## Directions
Please output the records below word for word and omit the pictures.

[Source data — start]

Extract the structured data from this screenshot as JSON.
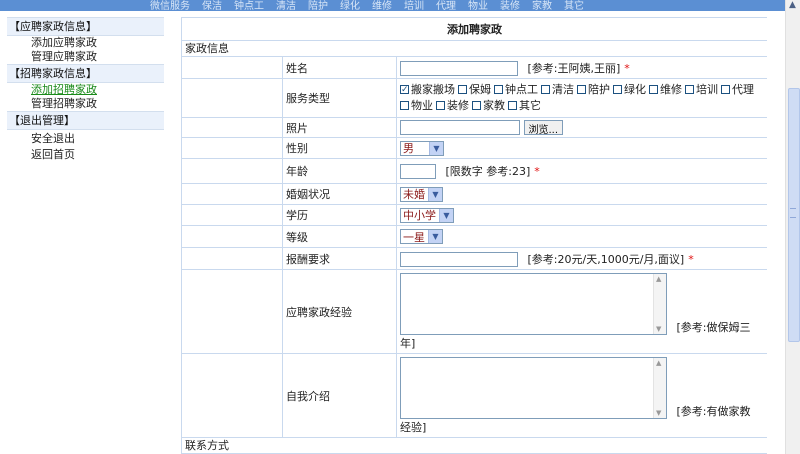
{
  "topnav": [
    "微信服务",
    "保洁",
    "钟点工",
    "清洁",
    "陪护",
    "绿化",
    "维修",
    "培训",
    "代理",
    "物业",
    "装修",
    "家教",
    "其它"
  ],
  "sidebar": {
    "groups": [
      {
        "header": "【应聘家政信息】",
        "items": [
          "添加应聘家政",
          "管理应聘家政"
        ]
      },
      {
        "header": "【招聘家政信息】",
        "items": [
          "添加招聘家政",
          "管理招聘家政"
        ]
      },
      {
        "header": "【退出管理】",
        "items": [
          "安全退出",
          "返回首页"
        ]
      }
    ]
  },
  "form": {
    "title": "添加聘家政",
    "section_label": "家政信息",
    "name": {
      "label": "姓名",
      "value": "",
      "hint": "[参考:王阿姨,王丽]",
      "required": "*"
    },
    "service_type": {
      "label": "服务类型",
      "options": [
        {
          "label": "搬家搬场",
          "checked": true
        },
        {
          "label": "保姆",
          "checked": false
        },
        {
          "label": "钟点工",
          "checked": false
        },
        {
          "label": "清洁",
          "checked": false
        },
        {
          "label": "陪护",
          "checked": false
        },
        {
          "label": "绿化",
          "checked": false
        },
        {
          "label": "维修",
          "checked": false
        },
        {
          "label": "培训",
          "checked": false
        },
        {
          "label": "代理",
          "checked": false
        },
        {
          "label": "物业",
          "checked": false
        },
        {
          "label": "装修",
          "checked": false
        },
        {
          "label": "家教",
          "checked": false
        },
        {
          "label": "其它",
          "checked": false
        }
      ]
    },
    "photo": {
      "label": "照片",
      "button": "浏览..."
    },
    "gender": {
      "label": "性别",
      "value": "男"
    },
    "age": {
      "label": "年龄",
      "value": "",
      "hint": "[限数字 参考:23]",
      "required": "*"
    },
    "marital": {
      "label": "婚姻状况",
      "value": "未婚"
    },
    "education": {
      "label": "学历",
      "value": "中小学"
    },
    "level": {
      "label": "等级",
      "value": "一星"
    },
    "salary": {
      "label": "报酬要求",
      "value": "",
      "hint": "[参考:20元/天,1000元/月,面议]",
      "required": "*"
    },
    "experience": {
      "label": "应聘家政经验",
      "hint_line1": "[参考:做保姆三",
      "hint_line2": "年]"
    },
    "intro": {
      "label": "自我介绍",
      "hint_line1": "[参考:有做家教",
      "hint_line2": "经验]"
    },
    "next_section": "联系方式"
  }
}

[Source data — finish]

## The answer
Extract the structured data from this screenshot as JSON.
{
  "topnav": [
    "微信服务",
    "保洁",
    "钟点工",
    "清洁",
    "陪护",
    "绿化",
    "维修",
    "培训",
    "代理",
    "物业",
    "装修",
    "家教",
    "其它"
  ],
  "sidebar": {
    "groups": [
      {
        "header": "【应聘家政信息】",
        "items": [
          "添加应聘家政",
          "管理应聘家政"
        ]
      },
      {
        "header": "【招聘家政信息】",
        "items": [
          "添加招聘家政",
          "管理招聘家政"
        ]
      },
      {
        "header": "【退出管理】",
        "items": [
          "安全退出",
          "返回首页"
        ]
      }
    ]
  },
  "form": {
    "title": "添加聘家政",
    "section_label": "家政信息",
    "name": {
      "label": "姓名",
      "value": "",
      "hint": "[参考:王阿姨,王丽]",
      "required": "*"
    },
    "service_type": {
      "label": "服务类型",
      "options": [
        {
          "label": "搬家搬场",
          "checked": true
        },
        {
          "label": "保姆",
          "checked": false
        },
        {
          "label": "钟点工",
          "checked": false
        },
        {
          "label": "清洁",
          "checked": false
        },
        {
          "label": "陪护",
          "checked": false
        },
        {
          "label": "绿化",
          "checked": false
        },
        {
          "label": "维修",
          "checked": false
        },
        {
          "label": "培训",
          "checked": false
        },
        {
          "label": "代理",
          "checked": false
        },
        {
          "label": "物业",
          "checked": false
        },
        {
          "label": "装修",
          "checked": false
        },
        {
          "label": "家教",
          "checked": false
        },
        {
          "label": "其它",
          "checked": false
        }
      ]
    },
    "photo": {
      "label": "照片",
      "button": "浏览..."
    },
    "gender": {
      "label": "性别",
      "value": "男"
    },
    "age": {
      "label": "年龄",
      "value": "",
      "hint": "[限数字 参考:23]",
      "required": "*"
    },
    "marital": {
      "label": "婚姻状况",
      "value": "未婚"
    },
    "education": {
      "label": "学历",
      "value": "中小学"
    },
    "level": {
      "label": "等级",
      "value": "一星"
    },
    "salary": {
      "label": "报酬要求",
      "value": "",
      "hint": "[参考:20元/天,1000元/月,面议]",
      "required": "*"
    },
    "experience": {
      "label": "应聘家政经验",
      "hint_line1": "[参考:做保姆三",
      "hint_line2": "年]"
    },
    "intro": {
      "label": "自我介绍",
      "hint_line1": "[参考:有做家教",
      "hint_line2": "经验]"
    },
    "next_section": "联系方式"
  }
}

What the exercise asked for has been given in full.